Who might succeed Justice Ginsburg? Trump’s short list begins with these five women (and one man)
Trump’s comments came as he mulls his pick for the Supreme Court, which he said he would announce at the end of the week after memorial services conclude for Justice Ginsburg, who died Friday.
The president, who said he’s narrowed his shortlist to five women, told the crowd he planned to announce his decision “probably Saturday.” Trump earlier told reporters he would like to see the Republican-led Senate vote on his nominee before Election Day on Nov. 3.
“We have plenty of time to do it,” he said.
Ginsburg’s death has fueled a political firestorm with just 43 days left before Trump faces Democratic challenger Joe Biden in his bid for reelection. Democrats argue that it would be hypocritical for the Republican-led Senate to push through Trump’s nominee after refusing to hold a vote in 2016 for then-President Barack Obama’s nominee, Merrick Garland. Republicans said at the time the decision should be made by whoever won the election, which was still more than eight months away. The seat was held open and Trump appointed Neil Gorsuch after he took office.
More: Trump met with Supreme Court frontrunner Amy Coney Barrett at White House on Monday
Sen. Chuck Grassley, R-Iowa, and other prominent Republicans who argued for delaying Obama’s nominee four years ago have said they support holding a confirmation vote before Election Day on Nov. 3.
Earlier at the White House, the president met with one of his potential candidates, appeals court Judge Amy Coney Barrett, according to two advisers speaking on the condition of anonymity. He said he may meet with another top contender, appeals court Judge Barbara Lagoa, during a two-day trip to her home state of Florida on Thursday.
McConnell: Senate to vote this year on court pick
Senate Majority Leader Mitch McConnell says the Senate will vote “this year” to confirm President Donald Trump’s nominee to replace Justice Ruth Bader Ginsberg, but he is not saying whether there will be a vote before or after Election Day. (Sept. 21)
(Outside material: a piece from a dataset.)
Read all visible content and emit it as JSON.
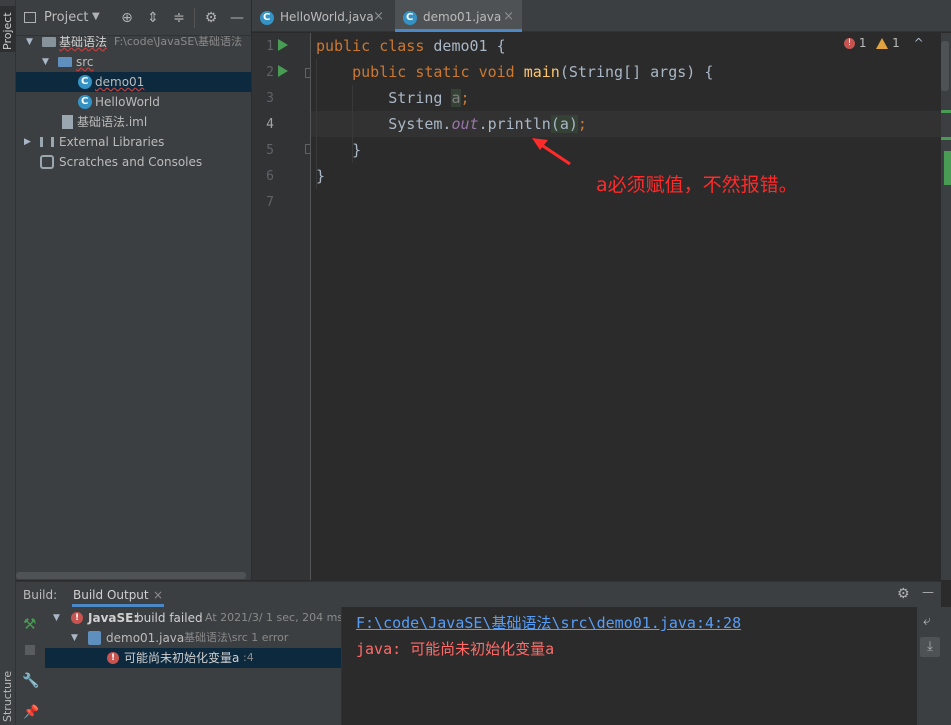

Before his political rally in Swanton, Trump delivered an hour-long speech billed as a union workers meeting at Dayton International Airport in Vandalia, Ohio. But he echoed many of his usual campaign attacks on Biden, assailing the former vice president as a “die-hard globalist” who he accused of “economic treachery” and blamed for the loss of thousands of jobs in Ohio.
“It’s not that he wants to crush America, but he will just out of gross incompetence,” Trump said of Biden.
The former vice president traveled to the key swing state of Wisconsin on Monday, where he criticized the president’s handling the pandemic and accused Trump of endangering his supporters who “are packed as tightly as they can be, risking disease mostly without masks.”
“For Trump, these rallies are about entertainment (and) adoration. They’re not about respect. Don’t kid yourself. This is a one-way street,” Biden said.
Is 6 feet enough?: CDC walks back its walkback on airborne transmission of COVID-19
In Vandalia, Trump again proclaimed “we’re rounding the corner” on the pandemic even as the U.S. death toll due to COVID-19 climbed to nearly 200,000 on Monday.
Trump’s pair of events in Ohio, a state he won by eight percentage points in 2016, kicked off a string of events that will take him to several battleground states including Pennsylvania, Florida and North Carolina before he faces Biden in first presidential debate in Cleveland on Sept. 29.
Contributing: David Jackson, Ledyard King and William Cummings, USA TODAY